·                     Victim recovery  
Immediate (basic) first aid of the recovered victim

·                     Staying out of harms way
Group discussion, Summary and Debrief

Learn how to interpret the days SAIS forecast and some basic snowcraft

Learn how to use your transceiver effectively

Learn how to find, digout and take care of an avalanche victim

4. Recco. Mountaineers are not Searchable - most of the time ...............

Don't get buried! But if you do you want to be searchable 
and found FAST!
Recco is another important part of the organised rescue strategy. Education and avalanche avoidance is primary, being found early by companions if it goes wrong is vital and prior practise makes this work. Organised rescue requires a triple response: Dogs, Recco and Probe Lines. Until now Scotland has only been able to apply two of the three unlike alpine rescue avalanche search where for years all three have been used. Survival is time critical. Much has been made of trauma being the main factor in poor survival in Scottish avalanches. Largely based on recent tragic avalanche incidents where trauma has clearly been the dominant factor.
These anecdotal observations and opinions make easy it to forget the victims where triple "H" syndrome has been the killer of which there have been many over the last decades. Anecdote though is not enough, and there is no recent data set from necropsy studies in Scotland, (if there is its not readily available). One thing is sure, being searchable and getting found quickly increases survival. Some Scottish MR teams already have Recco as part of their search strategy (Tayside, Glencoe, Cairngorm MRT's but not Lochaber) and Cairngorm, Glencoe and Nevis Range Ski Patrol. A good thing. I can imagine nothing worse than a victim recovery delayed because a search team did not have a detector and the victim is found to have either a Recco reflector or a harmonic on them. Recco is of course for "organised rescue". Everyone including Recco and the clothing manufacturers endorse the view that not getting avalanched through education and training is better than needing any search devices which may be too late. However, in the real world shit still happens and unless someone is "searchable" a rescuer cannot find them readily even if the poor victim has bottomed out of the survival curve. We should not forget Robert Burnett's remarkable 22 hour survival in the Southern Cairngorms. All victims surely deserve the benefit of the doubt and rescuers throwing all resources at an attempt for a live recovery.
Small sticky reflectors that can be attached to boots or helmets
As "off piste" and "Backcountry" skiing grows in popularity there is every reason to imagine that being more searchable can save lives.  Nothing can replace education and prevention, or fast effective companion rescue with beacon, shovel and probe, but as ski patrols and MR teams take up Recco and the reflectors can be bought and carried then the chance of getting found alive by organised rescue if on scene quickly increases. I would recommend two reflectors to mountaineers, One front top and one back bottom.
Sewn in reflector

So Recco is here in Scotland and its great to see the take up by enlightened Scottish rescuers adopting alpine best practise. Who knows when Recco will save a life, but if it does it's job then its been donation money well spent.
Live recovery of a victim located by her Recco reflector  10 days ago.
Glencoe Ski Patrol doing a precautionary combined 457mhz transceiver search and Recco harmonic search.
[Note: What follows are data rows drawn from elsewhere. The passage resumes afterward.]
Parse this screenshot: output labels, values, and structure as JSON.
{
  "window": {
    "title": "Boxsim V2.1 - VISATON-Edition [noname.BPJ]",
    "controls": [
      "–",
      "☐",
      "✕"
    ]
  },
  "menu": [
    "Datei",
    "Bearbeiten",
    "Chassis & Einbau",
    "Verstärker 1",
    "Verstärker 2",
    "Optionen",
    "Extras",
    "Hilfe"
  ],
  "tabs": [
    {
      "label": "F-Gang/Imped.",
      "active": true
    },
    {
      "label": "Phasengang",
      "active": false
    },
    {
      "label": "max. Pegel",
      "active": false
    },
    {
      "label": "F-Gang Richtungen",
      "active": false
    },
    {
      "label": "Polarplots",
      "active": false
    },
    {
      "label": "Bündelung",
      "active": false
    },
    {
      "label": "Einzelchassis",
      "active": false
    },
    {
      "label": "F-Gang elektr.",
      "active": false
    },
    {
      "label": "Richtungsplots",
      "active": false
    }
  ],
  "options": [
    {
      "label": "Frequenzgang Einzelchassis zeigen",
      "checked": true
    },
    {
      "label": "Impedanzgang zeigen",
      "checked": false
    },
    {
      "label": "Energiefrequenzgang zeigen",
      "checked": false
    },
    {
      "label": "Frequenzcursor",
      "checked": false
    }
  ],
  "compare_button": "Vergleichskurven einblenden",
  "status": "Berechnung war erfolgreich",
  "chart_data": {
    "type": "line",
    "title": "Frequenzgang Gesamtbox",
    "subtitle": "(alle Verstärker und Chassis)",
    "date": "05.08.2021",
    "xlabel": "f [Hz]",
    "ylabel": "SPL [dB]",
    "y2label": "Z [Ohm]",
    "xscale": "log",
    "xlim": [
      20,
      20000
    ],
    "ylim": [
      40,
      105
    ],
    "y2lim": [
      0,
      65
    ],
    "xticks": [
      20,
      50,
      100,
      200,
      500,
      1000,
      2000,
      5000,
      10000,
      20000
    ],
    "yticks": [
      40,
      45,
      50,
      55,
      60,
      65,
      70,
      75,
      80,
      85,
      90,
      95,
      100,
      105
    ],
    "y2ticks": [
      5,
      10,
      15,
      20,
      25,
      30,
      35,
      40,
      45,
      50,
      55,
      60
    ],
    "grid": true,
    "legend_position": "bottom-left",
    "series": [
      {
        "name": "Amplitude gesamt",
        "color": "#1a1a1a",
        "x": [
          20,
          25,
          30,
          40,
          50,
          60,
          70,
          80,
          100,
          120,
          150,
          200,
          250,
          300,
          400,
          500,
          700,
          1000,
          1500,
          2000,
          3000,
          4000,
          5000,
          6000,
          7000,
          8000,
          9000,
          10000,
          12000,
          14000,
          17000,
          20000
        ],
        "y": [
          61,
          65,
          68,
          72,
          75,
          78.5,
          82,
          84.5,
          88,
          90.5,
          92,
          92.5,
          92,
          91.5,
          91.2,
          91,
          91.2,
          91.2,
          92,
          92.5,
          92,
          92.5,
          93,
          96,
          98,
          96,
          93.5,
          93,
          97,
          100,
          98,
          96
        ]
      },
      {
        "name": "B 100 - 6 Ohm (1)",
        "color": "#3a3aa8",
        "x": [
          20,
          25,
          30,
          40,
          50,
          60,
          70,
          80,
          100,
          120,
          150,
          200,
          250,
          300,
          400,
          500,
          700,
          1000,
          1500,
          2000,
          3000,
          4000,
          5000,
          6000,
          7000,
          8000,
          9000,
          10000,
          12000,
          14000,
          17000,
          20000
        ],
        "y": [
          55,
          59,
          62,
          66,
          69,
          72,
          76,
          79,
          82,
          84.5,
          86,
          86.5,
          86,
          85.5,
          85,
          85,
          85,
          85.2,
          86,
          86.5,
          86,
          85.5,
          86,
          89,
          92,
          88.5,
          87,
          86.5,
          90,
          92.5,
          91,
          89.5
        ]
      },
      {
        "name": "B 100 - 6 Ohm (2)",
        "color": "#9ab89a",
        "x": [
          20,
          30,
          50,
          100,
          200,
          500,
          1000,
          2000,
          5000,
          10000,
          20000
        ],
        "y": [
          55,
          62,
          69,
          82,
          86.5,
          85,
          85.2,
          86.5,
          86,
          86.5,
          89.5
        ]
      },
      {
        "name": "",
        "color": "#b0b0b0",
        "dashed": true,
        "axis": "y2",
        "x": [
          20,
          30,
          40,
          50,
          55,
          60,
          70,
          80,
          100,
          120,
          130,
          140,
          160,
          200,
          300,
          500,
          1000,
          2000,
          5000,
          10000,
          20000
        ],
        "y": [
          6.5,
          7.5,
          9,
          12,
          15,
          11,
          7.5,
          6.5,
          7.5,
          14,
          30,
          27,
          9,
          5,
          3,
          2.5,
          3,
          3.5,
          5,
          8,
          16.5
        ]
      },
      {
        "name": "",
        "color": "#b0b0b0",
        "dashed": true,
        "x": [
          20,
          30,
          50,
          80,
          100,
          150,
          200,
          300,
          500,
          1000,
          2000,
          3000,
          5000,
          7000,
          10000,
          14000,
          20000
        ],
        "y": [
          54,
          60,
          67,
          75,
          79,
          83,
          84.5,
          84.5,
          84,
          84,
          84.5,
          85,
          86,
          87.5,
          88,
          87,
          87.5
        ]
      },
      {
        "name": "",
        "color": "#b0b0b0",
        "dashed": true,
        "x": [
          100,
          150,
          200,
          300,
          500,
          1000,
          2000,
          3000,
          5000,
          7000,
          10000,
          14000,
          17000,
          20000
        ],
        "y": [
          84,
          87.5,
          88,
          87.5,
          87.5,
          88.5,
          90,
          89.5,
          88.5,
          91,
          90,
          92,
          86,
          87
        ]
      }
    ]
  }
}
The R9 detector searches both, and at close range can find many other harmonic devices such as mobile phones.

POC Helmets have Recco
The reflector for Harmonic Radar or RECCO